There are other reasons, too. Socially, I’m not on first name terms with God. Nor am I so with my father or my mother or any number of others whom I love and/or respect. That does it for me. The rest is icing on the cake.
Religiously, I find using that pronunciation suspect. It’s not part of any religious tradition carried down through the millennia. The Judaic tradition abandoned its pronunciation long ago. The Christian tradition never used it, though it was a curiosity, apparently. Had the syncretistic Hermetic magical tradition survived late antiquity, there might be a living connection there to a garbled version of it, but it was garbled and that tradition died out anyway. It’s a new thing in that sense, and its usage is no more necessary or required or necessarily correct than the use of the simplistically concocted “Jehovah.” The “Sacred Names” people can be all over it, with their syrupy CDs and ghastly Tshirts and coffee mugs and whatnot, in fonts with appropriatly Hebrewish-looking English letters (Lord. Have. Mercy!) but that doesn’t make it authentic. To me it just seems really, really wrong to be bandying about this name as though it’s some kind of proof or trophy badge of your authenticity when it’s not an authentic part of any tradition at all. It’s a scholarly reconstruction, utterly devoid of any traditional religious value.
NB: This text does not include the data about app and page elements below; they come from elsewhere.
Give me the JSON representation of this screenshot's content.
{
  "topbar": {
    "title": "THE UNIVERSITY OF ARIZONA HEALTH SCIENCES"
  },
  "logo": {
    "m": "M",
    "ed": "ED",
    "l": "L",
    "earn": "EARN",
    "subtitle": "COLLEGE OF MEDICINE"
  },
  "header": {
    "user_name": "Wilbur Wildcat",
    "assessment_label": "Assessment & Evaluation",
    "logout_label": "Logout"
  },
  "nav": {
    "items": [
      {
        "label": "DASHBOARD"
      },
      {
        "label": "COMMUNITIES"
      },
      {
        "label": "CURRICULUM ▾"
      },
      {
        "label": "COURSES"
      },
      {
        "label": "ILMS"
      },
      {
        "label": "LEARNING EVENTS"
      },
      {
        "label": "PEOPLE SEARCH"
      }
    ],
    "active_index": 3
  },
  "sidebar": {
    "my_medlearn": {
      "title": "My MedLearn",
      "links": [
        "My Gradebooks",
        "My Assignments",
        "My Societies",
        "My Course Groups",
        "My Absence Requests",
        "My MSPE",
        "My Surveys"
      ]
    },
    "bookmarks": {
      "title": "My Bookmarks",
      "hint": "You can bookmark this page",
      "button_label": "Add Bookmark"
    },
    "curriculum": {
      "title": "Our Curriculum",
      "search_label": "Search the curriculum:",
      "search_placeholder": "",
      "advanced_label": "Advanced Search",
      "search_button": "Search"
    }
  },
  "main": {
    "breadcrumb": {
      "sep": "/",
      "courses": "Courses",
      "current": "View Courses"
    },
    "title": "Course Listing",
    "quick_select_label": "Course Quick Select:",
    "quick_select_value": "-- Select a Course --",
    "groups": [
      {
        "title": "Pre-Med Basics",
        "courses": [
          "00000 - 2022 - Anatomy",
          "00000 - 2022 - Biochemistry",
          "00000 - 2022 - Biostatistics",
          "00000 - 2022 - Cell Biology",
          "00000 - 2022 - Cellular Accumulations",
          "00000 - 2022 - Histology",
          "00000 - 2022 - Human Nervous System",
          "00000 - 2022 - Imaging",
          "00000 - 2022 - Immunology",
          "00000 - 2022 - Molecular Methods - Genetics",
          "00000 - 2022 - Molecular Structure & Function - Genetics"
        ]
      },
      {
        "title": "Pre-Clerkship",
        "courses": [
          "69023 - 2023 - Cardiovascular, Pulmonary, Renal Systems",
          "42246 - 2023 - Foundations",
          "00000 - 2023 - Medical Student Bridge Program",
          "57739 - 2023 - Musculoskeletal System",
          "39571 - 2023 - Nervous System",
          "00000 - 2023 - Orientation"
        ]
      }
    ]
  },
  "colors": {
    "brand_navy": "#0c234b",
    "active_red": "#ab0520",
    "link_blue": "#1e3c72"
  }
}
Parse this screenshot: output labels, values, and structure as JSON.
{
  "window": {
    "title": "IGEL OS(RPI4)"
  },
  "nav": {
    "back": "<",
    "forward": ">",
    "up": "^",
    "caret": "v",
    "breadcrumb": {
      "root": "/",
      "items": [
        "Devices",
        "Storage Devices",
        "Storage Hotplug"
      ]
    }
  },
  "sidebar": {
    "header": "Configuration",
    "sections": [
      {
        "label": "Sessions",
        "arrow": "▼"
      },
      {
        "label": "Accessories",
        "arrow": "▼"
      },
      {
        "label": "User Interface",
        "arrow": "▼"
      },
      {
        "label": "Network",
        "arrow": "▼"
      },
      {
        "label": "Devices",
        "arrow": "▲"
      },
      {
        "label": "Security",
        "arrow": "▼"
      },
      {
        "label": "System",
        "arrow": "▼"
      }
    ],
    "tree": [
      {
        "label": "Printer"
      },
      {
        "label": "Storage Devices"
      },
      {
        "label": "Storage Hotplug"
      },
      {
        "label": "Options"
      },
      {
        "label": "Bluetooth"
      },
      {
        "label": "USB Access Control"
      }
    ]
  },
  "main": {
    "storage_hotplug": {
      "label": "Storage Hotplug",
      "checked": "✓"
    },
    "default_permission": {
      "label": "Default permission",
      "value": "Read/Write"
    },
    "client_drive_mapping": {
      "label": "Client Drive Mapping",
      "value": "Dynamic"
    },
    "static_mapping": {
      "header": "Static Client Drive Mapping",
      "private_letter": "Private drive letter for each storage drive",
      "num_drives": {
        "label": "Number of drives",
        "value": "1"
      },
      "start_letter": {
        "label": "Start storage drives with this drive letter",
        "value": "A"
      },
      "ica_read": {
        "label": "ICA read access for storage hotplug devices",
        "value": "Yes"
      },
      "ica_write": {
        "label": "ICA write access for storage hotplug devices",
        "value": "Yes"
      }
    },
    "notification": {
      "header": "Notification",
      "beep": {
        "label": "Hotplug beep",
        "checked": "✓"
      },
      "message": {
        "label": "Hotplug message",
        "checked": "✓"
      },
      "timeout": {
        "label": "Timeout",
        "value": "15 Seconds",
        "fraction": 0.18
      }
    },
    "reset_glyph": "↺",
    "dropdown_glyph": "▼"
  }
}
I have some basic scholarly reservations, too, though they’re not so viscreally felt as my reaction to a tacky Tshirt sporting the supposed only name of God. It would be one matter if the pronunciation were preserved there in the Masoretic Text, but it’s not. Therefore, it’s another matter: that of taking the word of patristic Christian writers (who didn’t know Hebrew!) on Hebrew pronunciation. Aside from Origen and Jerome, apparently none of them, including Clement of Alexandria, Theodoret of Cyrrhus, and Epiphanius of Salamis, our star witnesses to the ancient pronunciation of the Tetragrammaton, knew Hebrew. Certainly the scribes doing the transmitting of the Greek texts of these fathers didn’t know Hebrew, and we can’t be certain that, textually speaking, these readings which we think are accurate indicators of ancient Hebrew are really such. So that’s the “traditional” pronunciation in a nutshell, based on writings from 100-200 years after the name had ceased to be pronounced by anyone, anywhere (with the date for its last pronunciation being the last celebrated Day of Atonement in the Jerusalem Temple in 66? AD). Yet with that in hand, it’s possible to back this up with data from the Masoretic Text, particularly other words ending with